Assignment: What is the number of lines in this data that contain the word "title"? Give the number alone.

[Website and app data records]
★ ★ ★ ★ ★
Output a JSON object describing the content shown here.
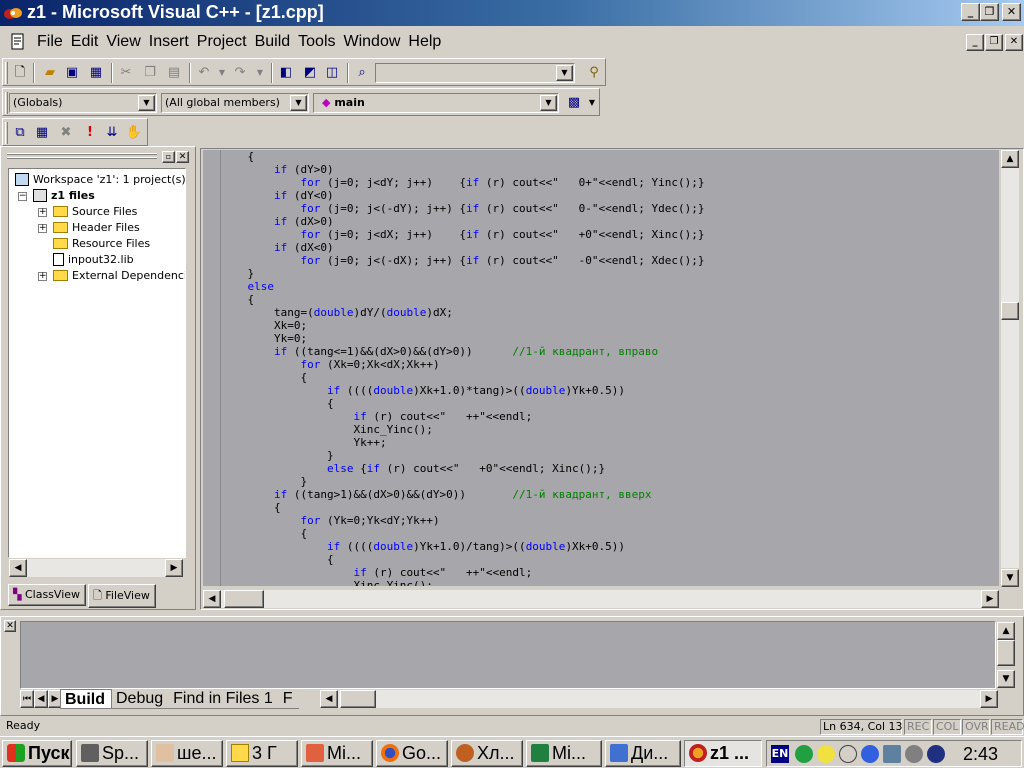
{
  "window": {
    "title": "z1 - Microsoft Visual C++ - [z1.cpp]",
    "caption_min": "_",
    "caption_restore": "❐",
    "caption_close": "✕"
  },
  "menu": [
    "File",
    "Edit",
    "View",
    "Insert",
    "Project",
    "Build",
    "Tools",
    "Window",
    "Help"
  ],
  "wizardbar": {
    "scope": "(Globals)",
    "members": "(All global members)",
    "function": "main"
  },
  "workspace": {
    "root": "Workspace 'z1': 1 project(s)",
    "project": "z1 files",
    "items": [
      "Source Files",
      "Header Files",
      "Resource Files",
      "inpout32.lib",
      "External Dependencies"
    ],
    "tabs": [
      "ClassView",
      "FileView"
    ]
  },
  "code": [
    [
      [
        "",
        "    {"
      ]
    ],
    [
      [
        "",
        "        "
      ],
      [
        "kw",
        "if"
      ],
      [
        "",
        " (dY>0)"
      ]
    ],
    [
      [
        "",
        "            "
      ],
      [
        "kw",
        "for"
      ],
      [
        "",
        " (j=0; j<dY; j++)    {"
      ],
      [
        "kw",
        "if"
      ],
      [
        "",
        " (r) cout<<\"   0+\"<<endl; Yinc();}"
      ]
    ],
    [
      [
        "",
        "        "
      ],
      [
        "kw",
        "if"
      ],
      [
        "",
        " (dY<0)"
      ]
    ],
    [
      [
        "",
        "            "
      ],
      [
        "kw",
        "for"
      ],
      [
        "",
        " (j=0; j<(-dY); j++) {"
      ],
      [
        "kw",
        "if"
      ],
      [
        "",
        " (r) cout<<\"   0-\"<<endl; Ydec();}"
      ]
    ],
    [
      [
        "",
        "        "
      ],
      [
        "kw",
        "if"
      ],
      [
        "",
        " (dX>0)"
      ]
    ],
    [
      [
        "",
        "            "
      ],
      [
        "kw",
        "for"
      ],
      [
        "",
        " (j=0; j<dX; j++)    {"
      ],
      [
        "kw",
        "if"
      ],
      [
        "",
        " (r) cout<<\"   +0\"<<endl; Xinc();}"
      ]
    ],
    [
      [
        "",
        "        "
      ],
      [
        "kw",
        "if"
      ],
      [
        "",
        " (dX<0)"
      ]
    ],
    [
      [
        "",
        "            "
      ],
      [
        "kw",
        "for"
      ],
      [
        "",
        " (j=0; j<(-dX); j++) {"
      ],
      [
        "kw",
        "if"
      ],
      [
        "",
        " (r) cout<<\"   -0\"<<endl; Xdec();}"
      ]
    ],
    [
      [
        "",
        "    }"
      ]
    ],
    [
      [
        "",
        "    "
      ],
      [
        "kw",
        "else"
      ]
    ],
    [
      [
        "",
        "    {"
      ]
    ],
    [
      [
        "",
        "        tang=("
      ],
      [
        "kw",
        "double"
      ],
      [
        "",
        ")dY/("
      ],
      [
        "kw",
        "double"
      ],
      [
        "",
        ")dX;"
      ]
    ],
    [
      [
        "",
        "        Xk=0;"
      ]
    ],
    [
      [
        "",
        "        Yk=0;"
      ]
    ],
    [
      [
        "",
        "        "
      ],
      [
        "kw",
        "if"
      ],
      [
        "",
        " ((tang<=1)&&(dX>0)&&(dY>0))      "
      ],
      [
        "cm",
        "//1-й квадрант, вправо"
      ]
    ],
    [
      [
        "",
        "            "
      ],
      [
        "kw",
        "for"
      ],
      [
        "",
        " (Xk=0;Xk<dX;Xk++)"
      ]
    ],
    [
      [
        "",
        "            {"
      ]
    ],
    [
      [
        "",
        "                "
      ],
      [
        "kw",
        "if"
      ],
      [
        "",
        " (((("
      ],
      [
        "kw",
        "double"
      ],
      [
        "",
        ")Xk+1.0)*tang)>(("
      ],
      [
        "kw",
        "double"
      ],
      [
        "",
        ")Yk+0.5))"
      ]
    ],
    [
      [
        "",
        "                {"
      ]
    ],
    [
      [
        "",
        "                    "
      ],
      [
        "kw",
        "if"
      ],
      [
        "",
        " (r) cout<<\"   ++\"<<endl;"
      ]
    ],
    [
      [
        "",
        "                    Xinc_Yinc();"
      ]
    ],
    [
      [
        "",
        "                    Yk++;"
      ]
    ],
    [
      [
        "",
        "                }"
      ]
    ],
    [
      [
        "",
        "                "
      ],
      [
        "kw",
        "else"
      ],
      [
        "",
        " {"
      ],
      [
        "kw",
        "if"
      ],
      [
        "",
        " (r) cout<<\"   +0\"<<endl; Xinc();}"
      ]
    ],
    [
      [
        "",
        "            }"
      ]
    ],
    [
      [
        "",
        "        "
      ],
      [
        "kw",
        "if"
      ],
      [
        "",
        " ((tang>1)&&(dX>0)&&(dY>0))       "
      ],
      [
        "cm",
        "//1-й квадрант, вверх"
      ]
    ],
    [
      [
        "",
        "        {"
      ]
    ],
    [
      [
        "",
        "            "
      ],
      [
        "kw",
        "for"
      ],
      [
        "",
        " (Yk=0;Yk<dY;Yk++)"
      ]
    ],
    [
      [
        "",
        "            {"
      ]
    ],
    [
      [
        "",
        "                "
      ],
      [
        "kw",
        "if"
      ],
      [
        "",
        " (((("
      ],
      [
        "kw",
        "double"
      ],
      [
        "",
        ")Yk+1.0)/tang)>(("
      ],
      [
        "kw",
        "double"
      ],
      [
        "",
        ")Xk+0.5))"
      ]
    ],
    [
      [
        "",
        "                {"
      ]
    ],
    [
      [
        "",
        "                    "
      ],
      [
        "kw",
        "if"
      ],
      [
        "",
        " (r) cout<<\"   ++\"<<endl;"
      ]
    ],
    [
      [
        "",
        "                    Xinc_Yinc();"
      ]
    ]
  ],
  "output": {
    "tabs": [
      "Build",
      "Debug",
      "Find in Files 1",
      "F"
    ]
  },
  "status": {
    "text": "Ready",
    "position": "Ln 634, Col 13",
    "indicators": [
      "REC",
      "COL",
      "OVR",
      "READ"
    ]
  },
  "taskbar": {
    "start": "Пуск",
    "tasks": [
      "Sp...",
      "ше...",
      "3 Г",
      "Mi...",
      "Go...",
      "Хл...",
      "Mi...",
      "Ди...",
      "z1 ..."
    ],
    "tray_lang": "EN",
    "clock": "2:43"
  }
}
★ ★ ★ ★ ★
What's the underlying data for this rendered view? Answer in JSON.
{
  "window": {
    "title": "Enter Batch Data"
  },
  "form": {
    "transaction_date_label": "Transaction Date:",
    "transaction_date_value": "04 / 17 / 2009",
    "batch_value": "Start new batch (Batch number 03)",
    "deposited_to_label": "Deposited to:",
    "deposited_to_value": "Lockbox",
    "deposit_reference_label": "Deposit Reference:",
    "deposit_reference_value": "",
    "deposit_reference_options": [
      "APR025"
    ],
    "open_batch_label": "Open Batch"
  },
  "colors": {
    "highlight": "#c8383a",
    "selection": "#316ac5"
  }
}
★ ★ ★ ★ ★
Response to the exercise: 2